The increases also apply to Arthur and Albert streets, as well as parts of other streets, such as King Street from James to Notre Dame avenues. Winnipeg Parking Authority's Colin Stewart said the change was to foster more turnover.
"What we've anecdotally noticed already in the areas where the rate is higher is that there is more space available... and not far from that, where the rate is lower, there's less space," said Stewart.
He said there were three chances during the consultation over the increases for businesses to provide feedback. "We know that any time there is a change to parking... there will be opposition," said Stewart.
Kerr isn't the only Exchange-area business owner who's unhappy about increased parking rates.
"I think parking around here is difficult as it is, and with the increase, it's a little shocking for people," said Luke Nolan, owner-operator of the Haberdashery on Albert Street.
"Even if they come in for 15 minutes, they gotta spend two bucks. So I guess it does affect business."
John Giavedoni, executive director of Residents of the Exchange District, said he believes the high rates may keep some people away from the area. The increase has had a "negative impact" for residents and customers coming to the Exchange.
"I don't think it's achieved its objective of making more parking meters available for the businesses' customers," said Giavedoni.
Stephanie Scherbain, spokeswoman for the Exchange District BIZ, said the BIZ's executive director has actually received positive feedback from businesses about the change.
The BIZ agreed with the decision to raise the rates, said Scherbain.
Kerr, who has 35 years' experience in the retail industry, said he hasn't given up on his business.
"I won't let it stay down, because it's just greatly needed," he said.
Kari England, owner of Toad Hall Toys, said she finds the parking-rate increases to be an annoyance, but they haven't impacted her business.
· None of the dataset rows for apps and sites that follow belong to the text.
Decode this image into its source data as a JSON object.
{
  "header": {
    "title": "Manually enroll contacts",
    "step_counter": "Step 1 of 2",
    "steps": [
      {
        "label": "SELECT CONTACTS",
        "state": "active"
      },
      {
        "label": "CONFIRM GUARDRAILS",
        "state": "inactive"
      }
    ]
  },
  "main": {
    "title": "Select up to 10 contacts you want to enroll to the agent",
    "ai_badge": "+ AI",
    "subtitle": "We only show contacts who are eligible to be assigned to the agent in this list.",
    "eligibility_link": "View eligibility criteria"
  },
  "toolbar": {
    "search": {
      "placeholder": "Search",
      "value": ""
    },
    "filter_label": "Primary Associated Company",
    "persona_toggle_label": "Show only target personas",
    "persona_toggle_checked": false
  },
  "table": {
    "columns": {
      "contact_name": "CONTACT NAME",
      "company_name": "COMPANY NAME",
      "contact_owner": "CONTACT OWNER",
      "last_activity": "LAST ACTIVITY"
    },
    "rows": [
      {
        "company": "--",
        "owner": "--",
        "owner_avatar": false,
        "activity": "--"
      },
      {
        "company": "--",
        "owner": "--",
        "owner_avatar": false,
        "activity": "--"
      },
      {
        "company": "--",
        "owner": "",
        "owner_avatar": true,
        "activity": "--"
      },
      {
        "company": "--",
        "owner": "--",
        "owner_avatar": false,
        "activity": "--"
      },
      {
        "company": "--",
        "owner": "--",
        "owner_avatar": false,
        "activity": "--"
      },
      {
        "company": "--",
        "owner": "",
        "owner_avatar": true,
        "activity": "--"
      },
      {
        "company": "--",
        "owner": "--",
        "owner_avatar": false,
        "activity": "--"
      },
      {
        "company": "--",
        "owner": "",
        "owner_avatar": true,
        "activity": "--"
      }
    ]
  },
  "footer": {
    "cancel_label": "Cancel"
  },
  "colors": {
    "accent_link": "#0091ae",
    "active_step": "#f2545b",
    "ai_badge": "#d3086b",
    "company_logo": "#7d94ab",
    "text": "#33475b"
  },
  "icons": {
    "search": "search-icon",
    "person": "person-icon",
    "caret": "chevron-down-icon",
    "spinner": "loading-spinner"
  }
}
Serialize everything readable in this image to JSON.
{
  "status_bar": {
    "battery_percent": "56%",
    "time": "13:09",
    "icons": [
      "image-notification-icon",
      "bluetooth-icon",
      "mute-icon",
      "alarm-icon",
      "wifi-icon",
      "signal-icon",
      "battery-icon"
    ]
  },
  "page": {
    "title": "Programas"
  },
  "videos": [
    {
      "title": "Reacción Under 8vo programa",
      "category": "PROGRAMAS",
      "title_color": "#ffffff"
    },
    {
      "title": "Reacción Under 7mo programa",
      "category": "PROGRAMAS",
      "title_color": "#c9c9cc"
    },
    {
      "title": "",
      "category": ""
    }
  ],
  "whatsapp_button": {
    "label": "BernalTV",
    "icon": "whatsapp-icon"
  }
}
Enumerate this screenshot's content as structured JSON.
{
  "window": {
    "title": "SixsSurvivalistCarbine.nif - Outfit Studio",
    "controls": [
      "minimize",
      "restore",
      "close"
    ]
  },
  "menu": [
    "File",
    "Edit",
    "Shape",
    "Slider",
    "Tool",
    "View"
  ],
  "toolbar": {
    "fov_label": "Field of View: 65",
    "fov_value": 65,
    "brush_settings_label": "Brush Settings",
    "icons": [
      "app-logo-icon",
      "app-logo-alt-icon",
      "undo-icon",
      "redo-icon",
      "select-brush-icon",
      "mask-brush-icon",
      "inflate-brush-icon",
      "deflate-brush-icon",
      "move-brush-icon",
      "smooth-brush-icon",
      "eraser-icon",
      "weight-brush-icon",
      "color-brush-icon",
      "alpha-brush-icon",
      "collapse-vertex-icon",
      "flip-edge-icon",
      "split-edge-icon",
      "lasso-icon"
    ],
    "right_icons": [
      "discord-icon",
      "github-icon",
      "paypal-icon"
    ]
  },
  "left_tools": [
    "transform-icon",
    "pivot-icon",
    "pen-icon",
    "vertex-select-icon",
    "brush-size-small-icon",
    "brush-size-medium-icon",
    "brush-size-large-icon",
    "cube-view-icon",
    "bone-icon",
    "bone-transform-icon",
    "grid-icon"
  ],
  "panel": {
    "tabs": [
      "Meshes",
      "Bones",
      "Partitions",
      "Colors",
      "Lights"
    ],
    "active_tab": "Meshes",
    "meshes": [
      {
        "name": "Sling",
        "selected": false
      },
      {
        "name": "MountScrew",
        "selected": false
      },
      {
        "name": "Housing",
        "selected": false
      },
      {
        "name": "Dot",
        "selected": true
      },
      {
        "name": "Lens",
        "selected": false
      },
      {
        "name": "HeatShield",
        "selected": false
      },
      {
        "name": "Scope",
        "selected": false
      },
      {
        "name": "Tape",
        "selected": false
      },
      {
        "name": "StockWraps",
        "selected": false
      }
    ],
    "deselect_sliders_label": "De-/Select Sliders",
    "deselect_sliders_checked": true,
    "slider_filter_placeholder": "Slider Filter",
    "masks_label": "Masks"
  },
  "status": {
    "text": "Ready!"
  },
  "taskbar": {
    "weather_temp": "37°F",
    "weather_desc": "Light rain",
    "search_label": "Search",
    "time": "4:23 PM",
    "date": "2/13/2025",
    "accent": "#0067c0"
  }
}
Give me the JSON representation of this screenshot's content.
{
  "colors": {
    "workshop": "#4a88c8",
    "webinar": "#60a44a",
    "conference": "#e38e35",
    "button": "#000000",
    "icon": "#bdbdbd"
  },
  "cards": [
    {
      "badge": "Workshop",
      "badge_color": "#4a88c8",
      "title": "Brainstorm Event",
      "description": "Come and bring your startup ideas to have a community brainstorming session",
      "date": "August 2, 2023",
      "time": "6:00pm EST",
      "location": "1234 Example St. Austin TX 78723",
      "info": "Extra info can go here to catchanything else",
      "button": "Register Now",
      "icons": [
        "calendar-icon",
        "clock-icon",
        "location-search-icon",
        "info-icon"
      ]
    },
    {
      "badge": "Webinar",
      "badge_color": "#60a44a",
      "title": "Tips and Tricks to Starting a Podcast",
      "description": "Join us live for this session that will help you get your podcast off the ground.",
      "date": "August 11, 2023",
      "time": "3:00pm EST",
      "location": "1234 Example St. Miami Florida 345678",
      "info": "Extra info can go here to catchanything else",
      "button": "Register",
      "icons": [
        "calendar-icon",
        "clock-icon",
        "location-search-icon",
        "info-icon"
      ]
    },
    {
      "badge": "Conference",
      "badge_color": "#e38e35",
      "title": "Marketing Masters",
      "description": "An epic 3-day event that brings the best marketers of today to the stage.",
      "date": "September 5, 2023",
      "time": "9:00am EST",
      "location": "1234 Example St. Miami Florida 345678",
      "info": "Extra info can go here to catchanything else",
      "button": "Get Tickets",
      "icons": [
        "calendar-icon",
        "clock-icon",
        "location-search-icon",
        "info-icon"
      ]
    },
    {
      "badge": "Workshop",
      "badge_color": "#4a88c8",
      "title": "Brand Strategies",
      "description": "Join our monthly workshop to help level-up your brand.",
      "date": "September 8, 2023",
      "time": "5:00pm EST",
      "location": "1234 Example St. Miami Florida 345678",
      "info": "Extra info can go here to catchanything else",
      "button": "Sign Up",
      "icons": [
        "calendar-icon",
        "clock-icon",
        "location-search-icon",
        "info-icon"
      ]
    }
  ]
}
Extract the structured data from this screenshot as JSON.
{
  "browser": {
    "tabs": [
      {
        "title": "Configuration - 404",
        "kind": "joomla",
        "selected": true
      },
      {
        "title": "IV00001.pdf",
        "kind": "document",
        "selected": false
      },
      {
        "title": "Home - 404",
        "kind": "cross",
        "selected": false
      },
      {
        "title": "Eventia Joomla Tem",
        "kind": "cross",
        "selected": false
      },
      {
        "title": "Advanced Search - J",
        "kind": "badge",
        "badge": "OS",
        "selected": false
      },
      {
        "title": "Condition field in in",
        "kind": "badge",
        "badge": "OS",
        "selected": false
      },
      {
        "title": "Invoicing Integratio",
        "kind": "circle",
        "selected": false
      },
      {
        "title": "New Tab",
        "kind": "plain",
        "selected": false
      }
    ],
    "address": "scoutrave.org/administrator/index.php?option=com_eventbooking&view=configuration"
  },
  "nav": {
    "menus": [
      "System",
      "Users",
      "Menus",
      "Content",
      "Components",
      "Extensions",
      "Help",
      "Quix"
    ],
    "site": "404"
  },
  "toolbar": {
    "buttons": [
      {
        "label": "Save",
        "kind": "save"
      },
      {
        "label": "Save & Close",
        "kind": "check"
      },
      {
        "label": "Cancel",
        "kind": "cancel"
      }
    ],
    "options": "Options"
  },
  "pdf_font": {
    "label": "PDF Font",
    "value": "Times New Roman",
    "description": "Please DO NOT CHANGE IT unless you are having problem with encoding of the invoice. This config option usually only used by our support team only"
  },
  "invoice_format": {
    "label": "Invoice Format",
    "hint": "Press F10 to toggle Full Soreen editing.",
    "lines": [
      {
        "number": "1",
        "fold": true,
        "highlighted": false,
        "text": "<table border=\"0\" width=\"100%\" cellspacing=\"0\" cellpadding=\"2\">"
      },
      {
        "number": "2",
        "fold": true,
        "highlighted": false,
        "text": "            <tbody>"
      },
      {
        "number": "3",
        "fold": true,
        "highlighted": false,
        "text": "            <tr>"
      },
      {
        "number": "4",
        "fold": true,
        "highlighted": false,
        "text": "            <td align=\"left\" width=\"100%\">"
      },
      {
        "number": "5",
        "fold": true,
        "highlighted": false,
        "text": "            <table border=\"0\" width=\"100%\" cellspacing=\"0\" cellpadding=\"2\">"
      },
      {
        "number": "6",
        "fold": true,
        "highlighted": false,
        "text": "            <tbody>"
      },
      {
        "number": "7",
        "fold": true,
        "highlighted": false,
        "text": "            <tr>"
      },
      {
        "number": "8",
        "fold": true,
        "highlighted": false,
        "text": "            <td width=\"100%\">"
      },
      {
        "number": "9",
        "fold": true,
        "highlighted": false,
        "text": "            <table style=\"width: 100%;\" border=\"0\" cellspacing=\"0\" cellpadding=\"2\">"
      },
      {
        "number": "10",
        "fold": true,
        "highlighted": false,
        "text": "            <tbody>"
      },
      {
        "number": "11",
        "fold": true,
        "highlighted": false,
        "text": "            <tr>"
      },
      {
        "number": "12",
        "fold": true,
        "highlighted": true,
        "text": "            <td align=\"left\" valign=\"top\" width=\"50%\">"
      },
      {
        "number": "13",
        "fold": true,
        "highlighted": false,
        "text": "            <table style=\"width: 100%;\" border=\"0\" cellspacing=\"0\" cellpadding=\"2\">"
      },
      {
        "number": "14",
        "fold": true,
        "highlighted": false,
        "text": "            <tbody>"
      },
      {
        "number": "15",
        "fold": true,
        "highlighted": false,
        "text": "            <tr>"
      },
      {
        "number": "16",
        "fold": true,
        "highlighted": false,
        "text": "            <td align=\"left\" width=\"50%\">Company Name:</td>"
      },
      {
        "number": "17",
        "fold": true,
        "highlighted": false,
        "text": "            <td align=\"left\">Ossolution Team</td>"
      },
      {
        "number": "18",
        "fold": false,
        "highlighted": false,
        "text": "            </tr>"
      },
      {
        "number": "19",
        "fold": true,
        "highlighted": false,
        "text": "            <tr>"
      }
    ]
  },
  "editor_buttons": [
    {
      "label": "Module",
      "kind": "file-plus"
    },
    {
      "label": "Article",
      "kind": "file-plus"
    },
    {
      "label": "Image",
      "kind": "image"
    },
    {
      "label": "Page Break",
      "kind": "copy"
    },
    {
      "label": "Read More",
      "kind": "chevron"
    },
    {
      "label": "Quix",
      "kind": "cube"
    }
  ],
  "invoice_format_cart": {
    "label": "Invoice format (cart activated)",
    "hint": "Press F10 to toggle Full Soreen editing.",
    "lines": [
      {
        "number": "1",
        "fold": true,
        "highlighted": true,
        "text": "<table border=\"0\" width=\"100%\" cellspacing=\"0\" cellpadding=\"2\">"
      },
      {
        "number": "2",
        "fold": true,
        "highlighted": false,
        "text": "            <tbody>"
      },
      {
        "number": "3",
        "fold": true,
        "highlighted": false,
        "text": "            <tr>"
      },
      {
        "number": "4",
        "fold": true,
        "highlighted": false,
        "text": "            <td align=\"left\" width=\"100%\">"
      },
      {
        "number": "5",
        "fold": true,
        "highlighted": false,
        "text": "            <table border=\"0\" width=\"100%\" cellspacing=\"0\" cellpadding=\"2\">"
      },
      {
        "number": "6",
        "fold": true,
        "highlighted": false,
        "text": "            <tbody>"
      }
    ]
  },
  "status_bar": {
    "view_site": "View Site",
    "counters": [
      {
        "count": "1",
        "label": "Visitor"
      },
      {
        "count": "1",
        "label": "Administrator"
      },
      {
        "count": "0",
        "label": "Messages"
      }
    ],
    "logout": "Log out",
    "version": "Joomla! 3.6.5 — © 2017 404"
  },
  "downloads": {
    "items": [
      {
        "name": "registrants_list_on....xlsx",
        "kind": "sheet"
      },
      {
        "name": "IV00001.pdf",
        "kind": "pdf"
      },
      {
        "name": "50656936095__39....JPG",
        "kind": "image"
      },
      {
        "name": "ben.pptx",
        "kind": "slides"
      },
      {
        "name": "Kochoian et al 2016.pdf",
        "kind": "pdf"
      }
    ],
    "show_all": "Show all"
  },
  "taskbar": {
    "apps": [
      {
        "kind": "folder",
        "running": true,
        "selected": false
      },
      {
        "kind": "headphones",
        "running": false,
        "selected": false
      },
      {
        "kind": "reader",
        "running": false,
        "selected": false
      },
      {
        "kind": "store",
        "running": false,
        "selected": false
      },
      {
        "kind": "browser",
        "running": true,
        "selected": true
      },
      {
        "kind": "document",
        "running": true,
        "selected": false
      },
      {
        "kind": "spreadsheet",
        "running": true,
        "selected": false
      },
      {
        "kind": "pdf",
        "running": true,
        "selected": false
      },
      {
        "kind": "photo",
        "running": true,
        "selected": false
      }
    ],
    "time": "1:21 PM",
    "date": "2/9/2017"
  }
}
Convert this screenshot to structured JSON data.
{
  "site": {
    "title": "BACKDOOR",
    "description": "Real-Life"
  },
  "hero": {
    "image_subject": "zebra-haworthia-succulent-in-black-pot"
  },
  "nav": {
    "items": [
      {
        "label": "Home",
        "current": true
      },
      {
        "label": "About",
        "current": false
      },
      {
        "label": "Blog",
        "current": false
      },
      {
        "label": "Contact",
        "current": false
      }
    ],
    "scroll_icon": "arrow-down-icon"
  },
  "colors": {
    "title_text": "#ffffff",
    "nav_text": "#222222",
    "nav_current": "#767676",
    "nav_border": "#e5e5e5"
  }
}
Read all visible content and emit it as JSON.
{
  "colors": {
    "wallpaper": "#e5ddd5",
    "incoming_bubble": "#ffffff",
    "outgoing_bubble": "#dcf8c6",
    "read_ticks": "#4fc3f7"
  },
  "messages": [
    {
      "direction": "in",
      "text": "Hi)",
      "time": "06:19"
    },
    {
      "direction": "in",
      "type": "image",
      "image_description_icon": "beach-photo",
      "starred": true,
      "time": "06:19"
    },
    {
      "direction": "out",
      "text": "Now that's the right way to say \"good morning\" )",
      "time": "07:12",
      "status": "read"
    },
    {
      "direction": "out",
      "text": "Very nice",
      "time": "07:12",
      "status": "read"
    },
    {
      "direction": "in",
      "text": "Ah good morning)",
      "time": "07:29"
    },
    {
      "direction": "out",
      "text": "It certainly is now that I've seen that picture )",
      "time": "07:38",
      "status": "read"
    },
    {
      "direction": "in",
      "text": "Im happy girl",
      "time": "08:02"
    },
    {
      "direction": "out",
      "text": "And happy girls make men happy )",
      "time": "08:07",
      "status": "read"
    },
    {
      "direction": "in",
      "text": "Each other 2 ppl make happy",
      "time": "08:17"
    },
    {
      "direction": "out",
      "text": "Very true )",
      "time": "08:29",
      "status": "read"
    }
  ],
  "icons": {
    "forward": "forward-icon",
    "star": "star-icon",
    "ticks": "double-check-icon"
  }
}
She said she'd like to see loading zones turned into available parking spaces.